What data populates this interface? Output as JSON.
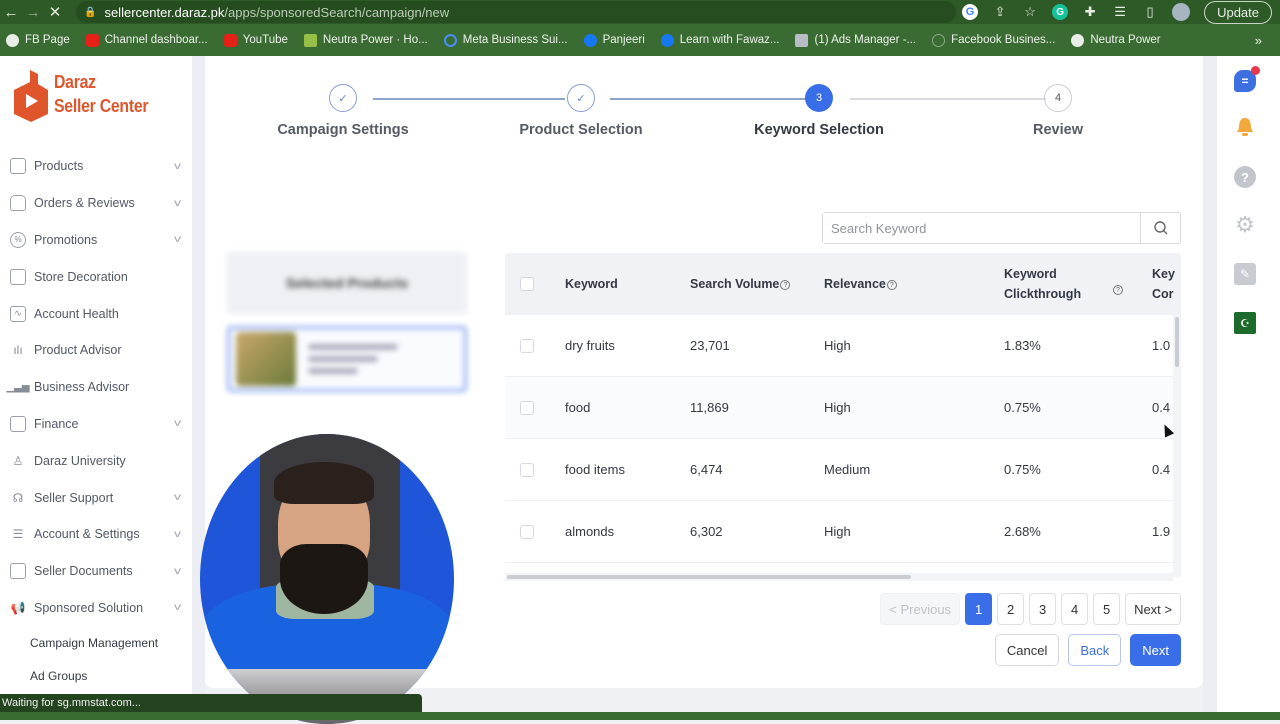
{
  "browser": {
    "url_host": "sellercenter.daraz.pk",
    "url_path": "/apps/sponsoredSearch/campaign/new",
    "update_label": "Update",
    "toolbar_icons": [
      "google-icon",
      "share-icon",
      "star-icon",
      "grammarly-icon",
      "extensions-icon",
      "reading-list-icon",
      "side-panel-icon",
      "profile-avatar"
    ],
    "bookmarks": [
      {
        "label": "FB Page",
        "icon": "globe-icon"
      },
      {
        "label": "Channel dashboar...",
        "icon": "youtube-icon"
      },
      {
        "label": "YouTube",
        "icon": "youtube-icon"
      },
      {
        "label": "Neutra Power · Ho...",
        "icon": "shopify-icon"
      },
      {
        "label": "Meta Business Sui...",
        "icon": "meta-icon"
      },
      {
        "label": "Panjeeri",
        "icon": "facebook-icon"
      },
      {
        "label": "Learn with Fawaz...",
        "icon": "facebook-icon"
      },
      {
        "label": "(1) Ads Manager -...",
        "icon": "ads-manager-icon"
      },
      {
        "label": "Facebook Busines...",
        "icon": "facebook-business-icon"
      },
      {
        "label": "Neutra Power",
        "icon": "globe-icon"
      }
    ],
    "more_bookmarks": "»",
    "status_text": "Waiting for sg.mmstat.com..."
  },
  "brand": {
    "line1": "Daraz",
    "line2": "Seller Center",
    "color": "#e0562c"
  },
  "sidebar": {
    "items": [
      {
        "label": "Products",
        "icon": "box-icon",
        "expandable": true
      },
      {
        "label": "Orders & Reviews",
        "icon": "bag-icon",
        "expandable": true
      },
      {
        "label": "Promotions",
        "icon": "discount-icon",
        "expandable": true
      },
      {
        "label": "Store Decoration",
        "icon": "store-icon",
        "expandable": false
      },
      {
        "label": "Account Health",
        "icon": "pulse-icon",
        "expandable": false
      },
      {
        "label": "Product Advisor",
        "icon": "bar-chart-icon",
        "expandable": false
      },
      {
        "label": "Business Advisor",
        "icon": "growth-chart-icon",
        "expandable": false
      },
      {
        "label": "Finance",
        "icon": "wallet-icon",
        "expandable": true
      },
      {
        "label": "Daraz University",
        "icon": "graduate-icon",
        "expandable": false
      },
      {
        "label": "Seller Support",
        "icon": "headset-icon",
        "expandable": true
      },
      {
        "label": "Account & Settings",
        "icon": "sliders-icon",
        "expandable": true
      },
      {
        "label": "Seller Documents",
        "icon": "document-icon",
        "expandable": true
      },
      {
        "label": "Sponsored Solution",
        "icon": "megaphone-icon",
        "expandable": true
      }
    ],
    "subitems": [
      "Campaign Management",
      "Ad Groups"
    ]
  },
  "stepper": {
    "steps": [
      {
        "label": "Campaign Settings",
        "state": "done",
        "marker": "✓"
      },
      {
        "label": "Product Selection",
        "state": "done",
        "marker": "✓"
      },
      {
        "label": "Keyword Selection",
        "state": "active",
        "marker": "3"
      },
      {
        "label": "Review",
        "state": "todo",
        "marker": "4"
      }
    ]
  },
  "selected_products": {
    "title": "Selected Products",
    "blurred": true
  },
  "search": {
    "placeholder": "Search Keyword",
    "value": ""
  },
  "table": {
    "columns": [
      {
        "label": "Keyword",
        "help": false
      },
      {
        "label": "Search Volume",
        "help": true
      },
      {
        "label": "Relevance",
        "help": true
      },
      {
        "label": "Keyword Clickthrough",
        "help": true
      },
      {
        "label": "Key Cor",
        "help": false
      }
    ],
    "rows": [
      {
        "keyword": "dry fruits",
        "volume": "23,701",
        "relevance": "High",
        "ctr": "1.83%",
        "conv": "1.0"
      },
      {
        "keyword": "food",
        "volume": "11,869",
        "relevance": "High",
        "ctr": "0.75%",
        "conv": "0.4"
      },
      {
        "keyword": "food items",
        "volume": "6,474",
        "relevance": "Medium",
        "ctr": "0.75%",
        "conv": "0.4"
      },
      {
        "keyword": "almonds",
        "volume": "6,302",
        "relevance": "High",
        "ctr": "2.68%",
        "conv": "1.9"
      }
    ]
  },
  "pagination": {
    "previous": "< Previous",
    "pages": [
      "1",
      "2",
      "3",
      "4",
      "5"
    ],
    "current": "1",
    "next": "Next >"
  },
  "actions": {
    "cancel": "Cancel",
    "back": "Back",
    "next": "Next"
  },
  "colors": {
    "primary": "#3a6ee8",
    "browser_green": "#2e5a27"
  },
  "right_rail": [
    "chat-icon",
    "bell-icon",
    "help-icon",
    "gear-icon",
    "edit-icon",
    "pakistan-flag-icon"
  ]
}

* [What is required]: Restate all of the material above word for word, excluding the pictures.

* [Answer for the task]:
What data populates this interface? Output as JSON.
{
  "browser": {
    "url_host": "sellercenter.daraz.pk",
    "url_path": "/apps/sponsoredSearch/campaign/new",
    "update_label": "Update",
    "toolbar_icons": [
      "google-icon",
      "share-icon",
      "star-icon",
      "grammarly-icon",
      "extensions-icon",
      "reading-list-icon",
      "side-panel-icon",
      "profile-avatar"
    ],
    "bookmarks": [
      {
        "label": "FB Page",
        "icon": "globe-icon"
      },
      {
        "label": "Channel dashboar...",
        "icon": "youtube-icon"
      },
      {
        "label": "YouTube",
        "icon": "youtube-icon"
      },
      {
        "label": "Neutra Power · Ho...",
        "icon": "shopify-icon"
      },
      {
        "label": "Meta Business Sui...",
        "icon": "meta-icon"
      },
      {
        "label": "Panjeeri",
        "icon": "facebook-icon"
      },
      {
        "label": "Learn with Fawaz...",
        "icon": "facebook-icon"
      },
      {
        "label": "(1) Ads Manager -...",
        "icon": "ads-manager-icon"
      },
      {
        "label": "Facebook Busines...",
        "icon": "facebook-business-icon"
      },
      {
        "label": "Neutra Power",
        "icon": "globe-icon"
      }
    ],
    "more_bookmarks": "»",
    "status_text": "Waiting for sg.mmstat.com..."
  },
  "brand": {
    "line1": "Daraz",
    "line2": "Seller Center",
    "color": "#e0562c"
  },
  "sidebar": {
    "items": [
      {
        "label": "Products",
        "icon": "box-icon",
        "expandable": true
      },
      {
        "label": "Orders & Reviews",
        "icon": "bag-icon",
        "expandable": true
      },
      {
        "label": "Promotions",
        "icon": "discount-icon",
        "expandable": true
      },
      {
        "label": "Store Decoration",
        "icon": "store-icon",
        "expandable": false
      },
      {
        "label": "Account Health",
        "icon": "pulse-icon",
        "expandable": false
      },
      {
        "label": "Product Advisor",
        "icon": "bar-chart-icon",
        "expandable": false
      },
      {
        "label": "Business Advisor",
        "icon": "growth-chart-icon",
        "expandable": false
      },
      {
        "label": "Finance",
        "icon": "wallet-icon",
        "expandable": true
      },
      {
        "label": "Daraz University",
        "icon": "graduate-icon",
        "expandable": false
      },
      {
        "label": "Seller Support",
        "icon": "headset-icon",
        "expandable": true
      },
      {
        "label": "Account & Settings",
        "icon": "sliders-icon",
        "expandable": true
      },
      {
        "label": "Seller Documents",
        "icon": "document-icon",
        "expandable": true
      },
      {
        "label": "Sponsored Solution",
        "icon": "megaphone-icon",
        "expandable": true
      }
    ],
    "subitems": [
      "Campaign Management",
      "Ad Groups"
    ]
  },
  "stepper": {
    "steps": [
      {
        "label": "Campaign Settings",
        "state": "done",
        "marker": "✓"
      },
      {
        "label": "Product Selection",
        "state": "done",
        "marker": "✓"
      },
      {
        "label": "Keyword Selection",
        "state": "active",
        "marker": "3"
      },
      {
        "label": "Review",
        "state": "todo",
        "marker": "4"
      }
    ]
  },
  "selected_products": {
    "title": "Selected Products",
    "blurred": true
  },
  "search": {
    "placeholder": "Search Keyword",
    "value": ""
  },
  "table": {
    "columns": [
      {
        "label": "Keyword",
        "help": false
      },
      {
        "label": "Search Volume",
        "help": true
      },
      {
        "label": "Relevance",
        "help": true
      },
      {
        "label": "Keyword Clickthrough",
        "help": true
      },
      {
        "label": "Key Cor",
        "help": false
      }
    ],
    "rows": [
      {
        "keyword": "dry fruits",
        "volume": "23,701",
        "relevance": "High",
        "ctr": "1.83%",
        "conv": "1.0"
      },
      {
        "keyword": "food",
        "volume": "11,869",
        "relevance": "High",
        "ctr": "0.75%",
        "conv": "0.4"
      },
      {
        "keyword": "food items",
        "volume": "6,474",
        "relevance": "Medium",
        "ctr": "0.75%",
        "conv": "0.4"
      },
      {
        "keyword": "almonds",
        "volume": "6,302",
        "relevance": "High",
        "ctr": "2.68%",
        "conv": "1.9"
      }
    ]
  },
  "pagination": {
    "previous": "< Previous",
    "pages": [
      "1",
      "2",
      "3",
      "4",
      "5"
    ],
    "current": "1",
    "next": "Next >"
  },
  "actions": {
    "cancel": "Cancel",
    "back": "Back",
    "next": "Next"
  },
  "colors": {
    "primary": "#3a6ee8",
    "browser_green": "#2e5a27"
  },
  "right_rail": [
    "chat-icon",
    "bell-icon",
    "help-icon",
    "gear-icon",
    "edit-icon",
    "pakistan-flag-icon"
  ]
}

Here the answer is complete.